‘100 Best Poems for Children’ Edited by Roger McGough and Illustrated by Sheila Moxley is one of our family personal favourites and I think this has to do with the fact that the poems have such broad appeal. The poems included in this anthology were selected by teachers and children across 135 schools around the UK. Puffin provided a questionnaire for the children to consider their favourite poems in the following three categories; contemporary, more than 25 years old and more than 100 years old. Roger McGough had the exciting task of selecting the top 100 poems for children from over 280 nominations. The structure of this anthology is interesting as the poems are arranged in alphabetical order (according to the poets surname) so for example, on one of the double page spreads you enjoy ‘Fox in Socks’ by Sr Suess and then on the opposite page see ‘The Witches Chant’ from William Shakespeare. There are many poems waiting to be discovered and enjoyed in this book and it would make a welcome addition to any poetry collection.
‘Guinea Pig Town and other Animal Poems’ by Lorraine Marwood is a collection of 90 poems for all libraries – personal, classroom and school. This book is divided into the following sections: Bird Screech Street, Aussie Animal Avenue, Precious Pet Parade, Seascape Drive, Farm Fun Paddock, Creepy Crawly Crescent and Wild Thing Lane. Some personal family favourites are: the poem about the cheeky bird titled ‘The Incident’ involving a bird at the beach swooping in on a hot chip; the heart-warming poem titled ‘Feline’ which is one of my daughters favourite poems about kittens and my older children appreciate the poem ‘Whale Watching’. ‘Guinea Pig Town’ is a favourite too as it tells the story of siblings working together to create a special ‘town’ for their guinea pigs, it is a beautiful celebration of owning a pet and the love and enjoyment that comes with this.

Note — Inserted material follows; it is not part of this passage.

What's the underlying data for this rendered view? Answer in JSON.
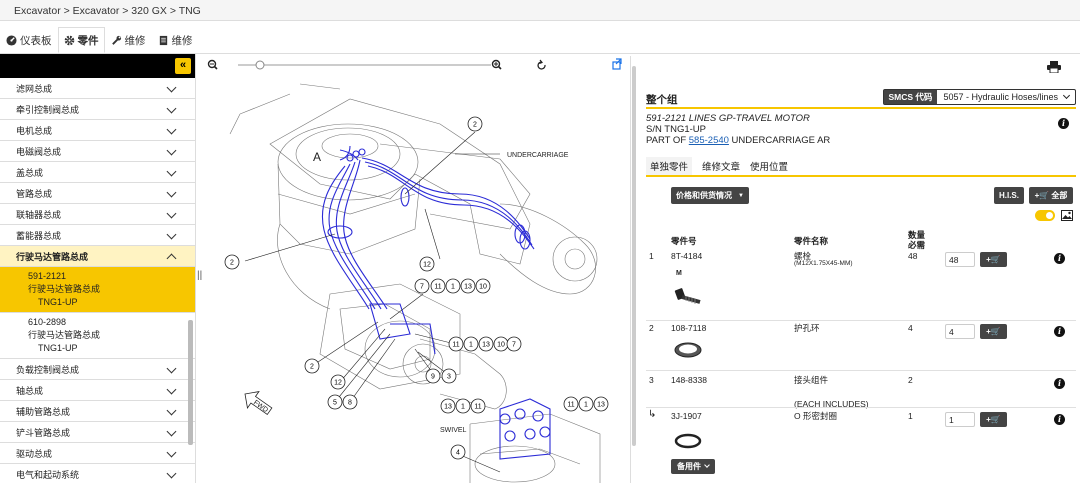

‘Utangling Spaghetti’ by Steven Herrick is a collection of poems that are ideal to perform. This collection of poems features humorous, moving and fun poems which were inspired by the stories Steven Herrick’s sons told him when they came home from school. Their school experiences made excellent fodder for the creation of these memorable poems.
‘Where the Sidewalk Ends’ by Shel Silverstein is a favourite with my three children and they have been dipping into this book for years (they never tire of Shel Silverstein’s words and illustrations). This collection of poems begins with an invitation to dreamers, wishers, liars, and more to gather round and spin “flax-golden tales”. We appreciate the fanciful situations, endearing characters, adventures and imaginings of Shel Silverstein. Two favourites include ‘One Inch Tall’ (all about the unique experiences you could encounter if you were one inch tall – so many creative ideas included) and ‘Crocodile’s Toothache’ (the illustration that Shel Silverstein has included with this poem initially caught our attention, but then we read the poem we loved the characters of the dentist and the talking crocodile with so much personality). This is a treasure trove for children which will inspire and entertain for many years.
‘Revolting Rhymes’ by Roald Dahl is guaranteed to bring a smile to your face. These poems re-tell some well-known fairy tales ‘to set the record straight’. These entertaining poems are full of wit and humour.